Every line with "this" in it must be copied from the data.

= Beginning of Section =

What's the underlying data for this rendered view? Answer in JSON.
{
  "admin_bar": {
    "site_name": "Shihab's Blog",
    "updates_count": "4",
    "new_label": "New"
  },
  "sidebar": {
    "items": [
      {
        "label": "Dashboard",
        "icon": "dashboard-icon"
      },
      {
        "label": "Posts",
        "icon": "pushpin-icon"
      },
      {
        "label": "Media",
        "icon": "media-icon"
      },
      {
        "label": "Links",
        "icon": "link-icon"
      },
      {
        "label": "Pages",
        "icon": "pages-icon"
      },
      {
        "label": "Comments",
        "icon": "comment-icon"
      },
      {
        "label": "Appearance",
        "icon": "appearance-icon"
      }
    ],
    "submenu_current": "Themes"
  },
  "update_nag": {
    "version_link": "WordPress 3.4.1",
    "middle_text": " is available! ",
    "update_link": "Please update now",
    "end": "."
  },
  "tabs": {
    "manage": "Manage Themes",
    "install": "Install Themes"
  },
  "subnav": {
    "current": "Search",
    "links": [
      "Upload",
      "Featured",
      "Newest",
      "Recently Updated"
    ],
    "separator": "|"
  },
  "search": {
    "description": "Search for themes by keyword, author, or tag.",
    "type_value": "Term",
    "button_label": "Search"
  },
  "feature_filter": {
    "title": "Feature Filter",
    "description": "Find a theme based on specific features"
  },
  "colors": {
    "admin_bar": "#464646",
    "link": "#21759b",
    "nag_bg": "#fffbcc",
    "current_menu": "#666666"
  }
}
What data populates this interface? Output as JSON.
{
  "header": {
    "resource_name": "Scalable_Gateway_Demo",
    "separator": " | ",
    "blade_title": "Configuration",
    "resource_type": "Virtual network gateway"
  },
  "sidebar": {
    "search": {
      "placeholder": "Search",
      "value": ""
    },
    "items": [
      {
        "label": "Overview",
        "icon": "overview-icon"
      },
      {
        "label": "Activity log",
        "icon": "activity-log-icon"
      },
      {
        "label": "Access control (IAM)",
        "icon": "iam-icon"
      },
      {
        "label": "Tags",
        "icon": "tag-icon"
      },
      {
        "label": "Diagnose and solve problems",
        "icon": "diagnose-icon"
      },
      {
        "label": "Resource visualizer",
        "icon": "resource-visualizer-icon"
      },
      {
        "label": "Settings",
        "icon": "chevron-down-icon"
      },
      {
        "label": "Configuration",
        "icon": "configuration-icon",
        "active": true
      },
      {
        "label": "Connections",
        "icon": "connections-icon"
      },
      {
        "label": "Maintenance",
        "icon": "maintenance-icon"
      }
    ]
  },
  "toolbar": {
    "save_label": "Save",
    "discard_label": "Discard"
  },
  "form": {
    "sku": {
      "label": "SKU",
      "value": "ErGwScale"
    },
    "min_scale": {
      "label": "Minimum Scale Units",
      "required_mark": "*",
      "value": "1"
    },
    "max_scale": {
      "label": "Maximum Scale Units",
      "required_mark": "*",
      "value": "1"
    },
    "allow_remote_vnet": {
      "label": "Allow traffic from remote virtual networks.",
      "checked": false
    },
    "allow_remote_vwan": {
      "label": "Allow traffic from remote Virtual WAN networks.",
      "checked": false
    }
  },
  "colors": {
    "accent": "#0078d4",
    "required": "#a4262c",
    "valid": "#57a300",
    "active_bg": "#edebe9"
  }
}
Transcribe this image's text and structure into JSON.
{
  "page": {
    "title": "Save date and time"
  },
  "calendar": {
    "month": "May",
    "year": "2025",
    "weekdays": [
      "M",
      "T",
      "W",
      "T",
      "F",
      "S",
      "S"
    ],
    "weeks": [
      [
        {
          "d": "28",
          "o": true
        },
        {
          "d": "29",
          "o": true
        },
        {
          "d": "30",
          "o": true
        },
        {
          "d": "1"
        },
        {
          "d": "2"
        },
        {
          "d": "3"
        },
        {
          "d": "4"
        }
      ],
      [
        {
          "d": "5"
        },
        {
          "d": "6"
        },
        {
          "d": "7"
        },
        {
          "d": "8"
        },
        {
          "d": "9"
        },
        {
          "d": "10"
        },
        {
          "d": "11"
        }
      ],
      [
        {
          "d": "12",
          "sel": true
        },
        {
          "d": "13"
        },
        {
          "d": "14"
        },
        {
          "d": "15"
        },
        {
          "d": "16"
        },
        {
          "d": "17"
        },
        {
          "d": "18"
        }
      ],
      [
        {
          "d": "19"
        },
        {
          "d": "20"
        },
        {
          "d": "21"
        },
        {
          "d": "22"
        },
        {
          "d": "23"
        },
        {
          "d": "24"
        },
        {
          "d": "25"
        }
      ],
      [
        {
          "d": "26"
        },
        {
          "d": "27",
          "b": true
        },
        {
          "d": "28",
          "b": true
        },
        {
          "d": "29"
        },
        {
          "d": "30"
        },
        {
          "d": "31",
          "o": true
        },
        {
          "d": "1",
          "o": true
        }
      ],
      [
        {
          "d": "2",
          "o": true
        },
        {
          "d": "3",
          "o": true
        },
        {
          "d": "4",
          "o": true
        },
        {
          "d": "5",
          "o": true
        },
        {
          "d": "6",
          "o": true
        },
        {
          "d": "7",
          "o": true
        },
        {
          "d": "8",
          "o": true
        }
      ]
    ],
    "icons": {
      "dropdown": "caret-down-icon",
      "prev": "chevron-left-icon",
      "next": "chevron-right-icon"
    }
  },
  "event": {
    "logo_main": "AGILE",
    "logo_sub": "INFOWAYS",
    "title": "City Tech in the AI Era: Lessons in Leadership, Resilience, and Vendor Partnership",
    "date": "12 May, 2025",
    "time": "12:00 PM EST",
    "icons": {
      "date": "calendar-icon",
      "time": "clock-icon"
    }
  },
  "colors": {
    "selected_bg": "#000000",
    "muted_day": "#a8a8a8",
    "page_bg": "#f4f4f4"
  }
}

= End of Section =

◆ Expected answer:
What's the underlying data for this rendered view? Answer in JSON.
What data populates this interface? Output as JSON.
Transcribe this image's text and structure into JSON.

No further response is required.